*** TASK MATERIAL

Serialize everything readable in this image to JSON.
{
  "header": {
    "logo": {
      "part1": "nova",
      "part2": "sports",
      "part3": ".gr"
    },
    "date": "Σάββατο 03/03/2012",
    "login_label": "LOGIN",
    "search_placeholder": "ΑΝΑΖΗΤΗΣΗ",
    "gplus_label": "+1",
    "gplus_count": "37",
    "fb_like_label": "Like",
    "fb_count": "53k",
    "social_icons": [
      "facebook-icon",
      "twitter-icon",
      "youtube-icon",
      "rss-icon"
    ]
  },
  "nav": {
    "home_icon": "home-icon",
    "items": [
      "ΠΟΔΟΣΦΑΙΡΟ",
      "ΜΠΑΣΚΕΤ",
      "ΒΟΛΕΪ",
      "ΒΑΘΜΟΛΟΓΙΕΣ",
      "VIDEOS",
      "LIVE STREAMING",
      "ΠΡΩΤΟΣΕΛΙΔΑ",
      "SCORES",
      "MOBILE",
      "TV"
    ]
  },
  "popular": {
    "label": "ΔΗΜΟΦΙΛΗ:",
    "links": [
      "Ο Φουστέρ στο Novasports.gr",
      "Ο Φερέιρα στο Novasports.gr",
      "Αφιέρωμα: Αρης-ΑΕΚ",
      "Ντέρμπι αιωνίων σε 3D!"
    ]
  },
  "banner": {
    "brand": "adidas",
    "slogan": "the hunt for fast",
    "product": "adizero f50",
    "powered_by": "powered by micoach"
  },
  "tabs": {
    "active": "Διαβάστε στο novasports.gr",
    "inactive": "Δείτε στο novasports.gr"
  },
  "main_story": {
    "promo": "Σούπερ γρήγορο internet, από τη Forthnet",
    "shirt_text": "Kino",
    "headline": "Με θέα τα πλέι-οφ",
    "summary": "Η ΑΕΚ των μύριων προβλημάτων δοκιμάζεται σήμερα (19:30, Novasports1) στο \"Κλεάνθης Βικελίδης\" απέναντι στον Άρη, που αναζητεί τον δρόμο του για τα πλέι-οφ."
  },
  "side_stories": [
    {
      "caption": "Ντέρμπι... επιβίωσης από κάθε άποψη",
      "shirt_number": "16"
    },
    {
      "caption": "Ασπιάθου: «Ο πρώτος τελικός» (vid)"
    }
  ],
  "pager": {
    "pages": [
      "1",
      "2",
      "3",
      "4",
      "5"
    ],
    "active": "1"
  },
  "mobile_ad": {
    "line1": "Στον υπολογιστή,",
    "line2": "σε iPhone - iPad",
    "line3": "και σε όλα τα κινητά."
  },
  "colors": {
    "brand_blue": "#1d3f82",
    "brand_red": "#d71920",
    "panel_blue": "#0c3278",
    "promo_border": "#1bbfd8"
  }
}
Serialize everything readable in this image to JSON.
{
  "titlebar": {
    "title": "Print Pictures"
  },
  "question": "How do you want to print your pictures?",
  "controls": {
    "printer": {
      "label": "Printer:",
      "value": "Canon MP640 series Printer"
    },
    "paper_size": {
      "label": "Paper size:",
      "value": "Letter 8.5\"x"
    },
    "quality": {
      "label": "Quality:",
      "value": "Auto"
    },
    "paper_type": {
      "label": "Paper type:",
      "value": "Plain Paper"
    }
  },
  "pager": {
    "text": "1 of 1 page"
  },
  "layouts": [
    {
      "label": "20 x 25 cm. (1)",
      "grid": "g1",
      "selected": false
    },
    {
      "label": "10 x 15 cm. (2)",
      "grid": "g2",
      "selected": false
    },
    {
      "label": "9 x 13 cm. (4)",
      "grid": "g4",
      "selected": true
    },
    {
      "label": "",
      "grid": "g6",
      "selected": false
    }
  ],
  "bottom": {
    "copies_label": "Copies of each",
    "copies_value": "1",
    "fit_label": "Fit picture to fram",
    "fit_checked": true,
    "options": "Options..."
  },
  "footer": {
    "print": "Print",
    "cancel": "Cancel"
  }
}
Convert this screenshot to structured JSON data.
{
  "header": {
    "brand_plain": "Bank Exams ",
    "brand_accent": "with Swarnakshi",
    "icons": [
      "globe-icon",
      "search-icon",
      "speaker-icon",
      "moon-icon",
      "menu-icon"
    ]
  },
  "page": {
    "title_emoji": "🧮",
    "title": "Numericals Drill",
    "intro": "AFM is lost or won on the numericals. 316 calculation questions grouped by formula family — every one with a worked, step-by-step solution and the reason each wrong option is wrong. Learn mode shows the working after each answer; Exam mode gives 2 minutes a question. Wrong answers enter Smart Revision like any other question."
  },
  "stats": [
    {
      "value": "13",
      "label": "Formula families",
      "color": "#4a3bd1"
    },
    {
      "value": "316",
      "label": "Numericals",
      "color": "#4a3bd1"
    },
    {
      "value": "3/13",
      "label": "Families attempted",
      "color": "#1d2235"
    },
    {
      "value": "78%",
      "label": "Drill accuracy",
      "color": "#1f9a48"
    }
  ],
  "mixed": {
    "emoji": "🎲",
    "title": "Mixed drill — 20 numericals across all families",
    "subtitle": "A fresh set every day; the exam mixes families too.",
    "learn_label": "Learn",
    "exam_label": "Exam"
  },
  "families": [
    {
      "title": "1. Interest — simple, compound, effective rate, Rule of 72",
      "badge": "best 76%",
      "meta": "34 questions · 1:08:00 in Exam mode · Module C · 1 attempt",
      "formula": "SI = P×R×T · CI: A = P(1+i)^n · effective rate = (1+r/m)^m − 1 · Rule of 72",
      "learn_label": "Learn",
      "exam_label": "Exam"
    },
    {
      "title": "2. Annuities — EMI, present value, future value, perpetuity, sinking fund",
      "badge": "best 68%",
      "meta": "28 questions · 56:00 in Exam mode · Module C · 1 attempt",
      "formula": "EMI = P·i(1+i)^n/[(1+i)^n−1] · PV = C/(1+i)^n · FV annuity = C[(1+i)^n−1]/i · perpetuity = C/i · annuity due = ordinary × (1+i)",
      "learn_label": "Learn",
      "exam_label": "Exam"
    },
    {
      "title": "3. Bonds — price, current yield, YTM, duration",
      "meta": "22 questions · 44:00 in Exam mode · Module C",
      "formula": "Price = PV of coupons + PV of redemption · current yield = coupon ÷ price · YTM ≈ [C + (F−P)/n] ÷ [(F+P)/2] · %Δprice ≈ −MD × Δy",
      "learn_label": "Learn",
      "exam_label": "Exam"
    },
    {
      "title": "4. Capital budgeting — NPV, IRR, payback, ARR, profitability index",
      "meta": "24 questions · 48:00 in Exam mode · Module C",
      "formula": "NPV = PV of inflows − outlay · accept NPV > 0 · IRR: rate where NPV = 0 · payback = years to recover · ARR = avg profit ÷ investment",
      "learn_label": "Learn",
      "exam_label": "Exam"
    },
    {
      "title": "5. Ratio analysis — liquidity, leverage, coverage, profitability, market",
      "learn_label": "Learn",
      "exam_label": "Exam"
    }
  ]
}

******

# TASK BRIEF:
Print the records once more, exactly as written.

# EXPECTED ANSWER:
Serialize everything readable in this image to JSON.
{
  "header": {
    "logo": {
      "part1": "nova",
      "part2": "sports",
      "part3": ".gr"
    },
    "date": "Σάββατο 03/03/2012",
    "login_label": "LOGIN",
    "search_placeholder": "ΑΝΑΖΗΤΗΣΗ",
    "gplus_label": "+1",
    "gplus_count": "37",
    "fb_like_label": "Like",
    "fb_count": "53k",
    "social_icons": [
      "facebook-icon",
      "twitter-icon",
      "youtube-icon",
      "rss-icon"
    ]
  },
  "nav": {
    "home_icon": "home-icon",
    "items": [
      "ΠΟΔΟΣΦΑΙΡΟ",
      "ΜΠΑΣΚΕΤ",
      "ΒΟΛΕΪ",
      "ΒΑΘΜΟΛΟΓΙΕΣ",
      "VIDEOS",
      "LIVE STREAMING",
      "ΠΡΩΤΟΣΕΛΙΔΑ",
      "SCORES",
      "MOBILE",
      "TV"
    ]
  },
  "popular": {
    "label": "ΔΗΜΟΦΙΛΗ:",
    "links": [
      "Ο Φουστέρ στο Novasports.gr",
      "Ο Φερέιρα στο Novasports.gr",
      "Αφιέρωμα: Αρης-ΑΕΚ",
      "Ντέρμπι αιωνίων σε 3D!"
    ]
  },
  "banner": {
    "brand": "adidas",
    "slogan": "the hunt for fast",
    "product": "adizero f50",
    "powered_by": "powered by micoach"
  },
  "tabs": {
    "active": "Διαβάστε στο novasports.gr",
    "inactive": "Δείτε στο novasports.gr"
  },
  "main_story": {
    "promo": "Σούπερ γρήγορο internet, από τη Forthnet",
    "shirt_text": "Kino",
    "headline": "Με θέα τα πλέι-οφ",
    "summary": "Η ΑΕΚ των μύριων προβλημάτων δοκιμάζεται σήμερα (19:30, Novasports1) στο \"Κλεάνθης Βικελίδης\" απέναντι στον Άρη, που αναζητεί τον δρόμο του για τα πλέι-οφ."
  },
  "side_stories": [
    {
      "caption": "Ντέρμπι... επιβίωσης από κάθε άποψη",
      "shirt_number": "16"
    },
    {
      "caption": "Ασπιάθου: «Ο πρώτος τελικός» (vid)"
    }
  ],
  "pager": {
    "pages": [
      "1",
      "2",
      "3",
      "4",
      "5"
    ],
    "active": "1"
  },
  "mobile_ad": {
    "line1": "Στον υπολογιστή,",
    "line2": "σε iPhone - iPad",
    "line3": "και σε όλα τα κινητά."
  },
  "colors": {
    "brand_blue": "#1d3f82",
    "brand_red": "#d71920",
    "panel_blue": "#0c3278",
    "promo_border": "#1bbfd8"
  }
}
Serialize everything readable in this image to JSON.
{
  "titlebar": {
    "title": "Print Pictures"
  },
  "question": "How do you want to print your pictures?",
  "controls": {
    "printer": {
      "label": "Printer:",
      "value": "Canon MP640 series Printer"
    },
    "paper_size": {
      "label": "Paper size:",
      "value": "Letter 8.5\"x"
    },
    "quality": {
      "label": "Quality:",
      "value": "Auto"
    },
    "paper_type": {
      "label": "Paper type:",
      "value": "Plain Paper"
    }
  },
  "pager": {
    "text": "1 of 1 page"
  },
  "layouts": [
    {
      "label": "20 x 25 cm. (1)",
      "grid": "g1",
      "selected": false
    },
    {
      "label": "10 x 15 cm. (2)",
      "grid": "g2",
      "selected": false
    },
    {
      "label": "9 x 13 cm. (4)",
      "grid": "g4",
      "selected": true
    },
    {
      "label": "",
      "grid": "g6",
      "selected": false
    }
  ],
  "bottom": {
    "copies_label": "Copies of each",
    "copies_value": "1",
    "fit_label": "Fit picture to fram",
    "fit_checked": true,
    "options": "Options..."
  },
  "footer": {
    "print": "Print",
    "cancel": "Cancel"
  }
}
Convert this screenshot to structured JSON data.
{
  "header": {
    "brand_plain": "Bank Exams ",
    "brand_accent": "with Swarnakshi",
    "icons": [
      "globe-icon",
      "search-icon",
      "speaker-icon",
      "moon-icon",
      "menu-icon"
    ]
  },
  "page": {
    "title_emoji": "🧮",
    "title": "Numericals Drill",
    "intro": "AFM is lost or won on the numericals. 316 calculation questions grouped by formula family — every one with a worked, step-by-step solution and the reason each wrong option is wrong. Learn mode shows the working after each answer; Exam mode gives 2 minutes a question. Wrong answers enter Smart Revision like any other question."
  },
  "stats": [
    {
      "value": "13",
      "label": "Formula families",
      "color": "#4a3bd1"
    },
    {
      "value": "316",
      "label": "Numericals",
      "color": "#4a3bd1"
    },
    {
      "value": "3/13",
      "label": "Families attempted",
      "color": "#1d2235"
    },
    {
      "value": "78%",
      "label": "Drill accuracy",
      "color": "#1f9a48"
    }
  ],
  "mixed": {
    "emoji": "🎲",
    "title": "Mixed drill — 20 numericals across all families",
    "subtitle": "A fresh set every day; the exam mixes families too.",
    "learn_label": "Learn",
    "exam_label": "Exam"
  },
  "families": [
    {
      "title": "1. Interest — simple, compound, effective rate, Rule of 72",
      "badge": "best 76%",
      "meta": "34 questions · 1:08:00 in Exam mode · Module C · 1 attempt",
      "formula": "SI = P×R×T · CI: A = P(1+i)^n · effective rate = (1+r/m)^m − 1 · Rule of 72",
      "learn_label": "Learn",
      "exam_label": "Exam"
    },
    {
      "title": "2. Annuities — EMI, present value, future value, perpetuity, sinking fund",
      "badge": "best 68%",
      "meta": "28 questions · 56:00 in Exam mode · Module C · 1 attempt",
      "formula": "EMI = P·i(1+i)^n/[(1+i)^n−1] · PV = C/(1+i)^n · FV annuity = C[(1+i)^n−1]/i · perpetuity = C/i · annuity due = ordinary × (1+i)",
      "learn_label": "Learn",
      "exam_label": "Exam"
    },
    {
      "title": "3. Bonds — price, current yield, YTM, duration",
      "meta": "22 questions · 44:00 in Exam mode · Module C",
      "formula": "Price = PV of coupons + PV of redemption · current yield = coupon ÷ price · YTM ≈ [C + (F−P)/n] ÷ [(F+P)/2] · %Δprice ≈ −MD × Δy",
      "learn_label": "Learn",
      "exam_label": "Exam"
    },
    {
      "title": "4. Capital budgeting — NPV, IRR, payback, ARR, profitability index",
      "meta": "24 questions · 48:00 in Exam mode · Module C",
      "formula": "NPV = PV of inflows − outlay · accept NPV > 0 · IRR: rate where NPV = 0 · payback = years to recover · ARR = avg profit ÷ investment",
      "learn_label": "Learn",
      "exam_label": "Exam"
    },
    {
      "title": "5. Ratio analysis — liquidity, leverage, coverage, profitability, market",
      "learn_label": "Learn",
      "exam_label": "Exam"
    }
  ]
}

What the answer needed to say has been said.